WHAT YOU WILL DO = Return the lines below in which the string "tail" occurs.

DATA IN THIS EXERCISE =
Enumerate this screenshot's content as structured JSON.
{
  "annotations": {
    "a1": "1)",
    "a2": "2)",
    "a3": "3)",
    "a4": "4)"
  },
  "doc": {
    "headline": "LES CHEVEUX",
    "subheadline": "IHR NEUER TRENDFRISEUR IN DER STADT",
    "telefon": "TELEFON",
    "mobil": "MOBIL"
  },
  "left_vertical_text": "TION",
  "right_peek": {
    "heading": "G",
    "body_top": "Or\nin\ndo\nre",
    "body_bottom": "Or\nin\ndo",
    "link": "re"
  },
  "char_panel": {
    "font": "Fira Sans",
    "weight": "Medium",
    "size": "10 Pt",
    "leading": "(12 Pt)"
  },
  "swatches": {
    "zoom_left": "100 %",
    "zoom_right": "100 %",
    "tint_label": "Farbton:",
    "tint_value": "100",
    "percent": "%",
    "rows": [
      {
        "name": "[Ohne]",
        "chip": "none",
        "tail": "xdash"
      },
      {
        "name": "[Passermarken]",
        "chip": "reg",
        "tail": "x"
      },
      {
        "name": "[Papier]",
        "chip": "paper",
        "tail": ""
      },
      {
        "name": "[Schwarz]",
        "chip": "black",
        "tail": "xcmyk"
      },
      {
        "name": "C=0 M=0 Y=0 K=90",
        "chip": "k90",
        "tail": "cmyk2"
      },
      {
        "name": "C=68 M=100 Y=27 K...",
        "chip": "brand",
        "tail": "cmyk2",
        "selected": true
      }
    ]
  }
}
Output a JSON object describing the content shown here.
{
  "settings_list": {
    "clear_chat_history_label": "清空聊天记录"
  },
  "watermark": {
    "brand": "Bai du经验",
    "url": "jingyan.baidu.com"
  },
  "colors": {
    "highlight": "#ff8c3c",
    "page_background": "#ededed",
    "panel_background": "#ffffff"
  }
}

ANSWER =
        "tail": "xdash"
        "tail": "x"
        "tail": ""
        "tail": "xcmyk"
        "tail": "cmyk2"
        "tail": "cmyk2",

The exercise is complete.